Daniel Lawrence Otto was born on Aug. 14, 1987, at Stony Brook University Hospital, the second of three children born to Lawrence Otto and the former Katherine Kaltovich. He first lived in East Hampton before moving to Springs. He attended Springs School and went on to East Hampton High School, graduating in 2005.
He attended the University of Hawaii and worked in his father’s business, Robert. E. Otto, a glass and metal fabrication company in Wainscott, for several years, before earning a degree in architecture from the New York City College of Technology.
He worked in architecture, design, fabrication, and technology, at several companies on both coasts. Among the major projects he was involved in was one to design walkways, benches, and planters at the National September 11 Memorial in Lower Manhattan, his family said.
A work transfer landed him in San Francisco nearly four years ago, and he went on to work for several other design and residential architecture firms. He recently began a business of his own named Sunset Rod Company, which made custom rods and other gear. On the West Coast, he also took up hiking the Eastern Sierras.
Mr. Otto is survived by his father, Lawrence Otto of East Hampton, and his mother, Katherine Otto of Orange Park, Fla., as well as his brother, Brian Otto of East Hampton, and his sister, Samantha Dombkowski of Bridgehampton.
A ceremonial paddle-out is planned in his memory at Indian Wells Beach in Amagansett on Saturday at 5:30 p.m. A funeral was held at Most Holy Trinity Catholic Church in East Hampton on Aug. 10. Mr. Otto was cremated.

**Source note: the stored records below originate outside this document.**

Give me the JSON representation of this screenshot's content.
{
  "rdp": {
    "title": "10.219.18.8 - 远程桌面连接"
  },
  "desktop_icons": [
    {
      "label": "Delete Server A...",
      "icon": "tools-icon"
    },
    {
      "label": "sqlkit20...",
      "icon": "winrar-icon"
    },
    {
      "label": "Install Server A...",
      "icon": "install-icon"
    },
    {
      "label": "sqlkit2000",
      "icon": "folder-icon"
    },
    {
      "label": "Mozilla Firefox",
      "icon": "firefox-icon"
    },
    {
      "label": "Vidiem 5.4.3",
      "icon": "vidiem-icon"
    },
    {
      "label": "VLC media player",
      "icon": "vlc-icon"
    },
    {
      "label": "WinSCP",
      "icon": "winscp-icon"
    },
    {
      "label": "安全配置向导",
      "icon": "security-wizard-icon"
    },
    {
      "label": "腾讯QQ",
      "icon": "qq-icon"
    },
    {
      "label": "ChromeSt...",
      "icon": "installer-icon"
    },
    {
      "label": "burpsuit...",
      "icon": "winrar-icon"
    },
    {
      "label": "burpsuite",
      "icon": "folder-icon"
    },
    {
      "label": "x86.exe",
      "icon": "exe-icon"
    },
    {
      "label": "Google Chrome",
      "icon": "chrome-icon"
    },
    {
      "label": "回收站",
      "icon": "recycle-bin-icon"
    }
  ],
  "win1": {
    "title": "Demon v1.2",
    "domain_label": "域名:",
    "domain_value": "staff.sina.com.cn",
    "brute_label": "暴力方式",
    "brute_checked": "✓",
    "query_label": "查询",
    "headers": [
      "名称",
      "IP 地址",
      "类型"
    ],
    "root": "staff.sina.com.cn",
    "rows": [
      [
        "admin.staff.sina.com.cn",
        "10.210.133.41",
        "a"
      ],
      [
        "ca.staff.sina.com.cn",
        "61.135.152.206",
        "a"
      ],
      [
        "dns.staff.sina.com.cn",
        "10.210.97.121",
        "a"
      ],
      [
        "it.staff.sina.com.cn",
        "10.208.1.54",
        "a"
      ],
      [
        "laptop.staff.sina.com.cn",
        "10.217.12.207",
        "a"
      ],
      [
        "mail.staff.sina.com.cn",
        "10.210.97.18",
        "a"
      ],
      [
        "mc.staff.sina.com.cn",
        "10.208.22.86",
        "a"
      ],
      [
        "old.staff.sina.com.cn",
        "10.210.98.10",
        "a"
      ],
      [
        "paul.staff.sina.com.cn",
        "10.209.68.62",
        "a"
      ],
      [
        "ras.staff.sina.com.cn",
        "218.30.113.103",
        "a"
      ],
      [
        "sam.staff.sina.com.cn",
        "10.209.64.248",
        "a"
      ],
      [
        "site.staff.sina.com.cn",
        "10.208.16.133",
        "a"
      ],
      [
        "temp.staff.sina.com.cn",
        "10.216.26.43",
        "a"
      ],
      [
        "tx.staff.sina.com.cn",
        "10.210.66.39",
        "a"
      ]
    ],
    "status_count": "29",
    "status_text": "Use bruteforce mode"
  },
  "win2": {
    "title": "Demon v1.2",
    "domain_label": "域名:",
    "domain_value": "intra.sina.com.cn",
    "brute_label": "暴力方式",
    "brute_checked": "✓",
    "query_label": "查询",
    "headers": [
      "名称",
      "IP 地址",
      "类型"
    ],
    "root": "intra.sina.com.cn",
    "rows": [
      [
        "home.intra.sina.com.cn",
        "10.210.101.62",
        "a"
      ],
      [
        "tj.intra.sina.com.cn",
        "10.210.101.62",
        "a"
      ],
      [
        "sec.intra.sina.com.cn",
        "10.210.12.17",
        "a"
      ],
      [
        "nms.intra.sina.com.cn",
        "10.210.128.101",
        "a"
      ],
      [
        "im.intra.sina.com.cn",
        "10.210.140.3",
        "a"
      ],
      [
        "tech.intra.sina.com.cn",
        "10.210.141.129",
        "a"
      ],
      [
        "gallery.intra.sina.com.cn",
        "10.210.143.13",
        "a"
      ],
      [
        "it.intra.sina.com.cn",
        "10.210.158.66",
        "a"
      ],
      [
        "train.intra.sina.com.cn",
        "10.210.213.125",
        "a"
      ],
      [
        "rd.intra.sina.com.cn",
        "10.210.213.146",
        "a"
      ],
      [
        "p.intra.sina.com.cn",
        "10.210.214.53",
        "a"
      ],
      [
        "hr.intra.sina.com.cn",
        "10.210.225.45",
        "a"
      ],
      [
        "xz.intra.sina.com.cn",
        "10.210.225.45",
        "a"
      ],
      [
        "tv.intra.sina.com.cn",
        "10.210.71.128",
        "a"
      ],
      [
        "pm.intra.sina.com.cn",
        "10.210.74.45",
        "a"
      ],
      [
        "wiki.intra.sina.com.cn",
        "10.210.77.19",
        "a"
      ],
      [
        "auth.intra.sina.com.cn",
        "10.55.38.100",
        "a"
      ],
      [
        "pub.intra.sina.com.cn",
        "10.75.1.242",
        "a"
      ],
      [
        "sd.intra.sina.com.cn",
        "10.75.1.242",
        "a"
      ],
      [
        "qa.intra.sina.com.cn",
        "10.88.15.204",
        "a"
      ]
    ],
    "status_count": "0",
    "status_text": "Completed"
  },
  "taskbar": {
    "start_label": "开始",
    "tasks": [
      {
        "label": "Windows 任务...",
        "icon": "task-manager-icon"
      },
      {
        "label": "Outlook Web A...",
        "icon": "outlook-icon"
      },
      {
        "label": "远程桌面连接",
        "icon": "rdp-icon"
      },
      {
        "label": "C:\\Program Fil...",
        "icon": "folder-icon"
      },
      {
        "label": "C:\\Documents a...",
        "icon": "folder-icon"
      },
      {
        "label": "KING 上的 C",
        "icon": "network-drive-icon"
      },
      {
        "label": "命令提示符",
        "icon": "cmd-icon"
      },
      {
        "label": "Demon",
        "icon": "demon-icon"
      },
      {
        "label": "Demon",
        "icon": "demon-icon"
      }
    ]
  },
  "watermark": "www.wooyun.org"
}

His family suggested donations to Donor Network West online at donornetworkwest.org/contributions, as Mr. Otto had signed up to be an organ donor, a decision his family honored, or to the Surfrider Foundation at surfrider.org.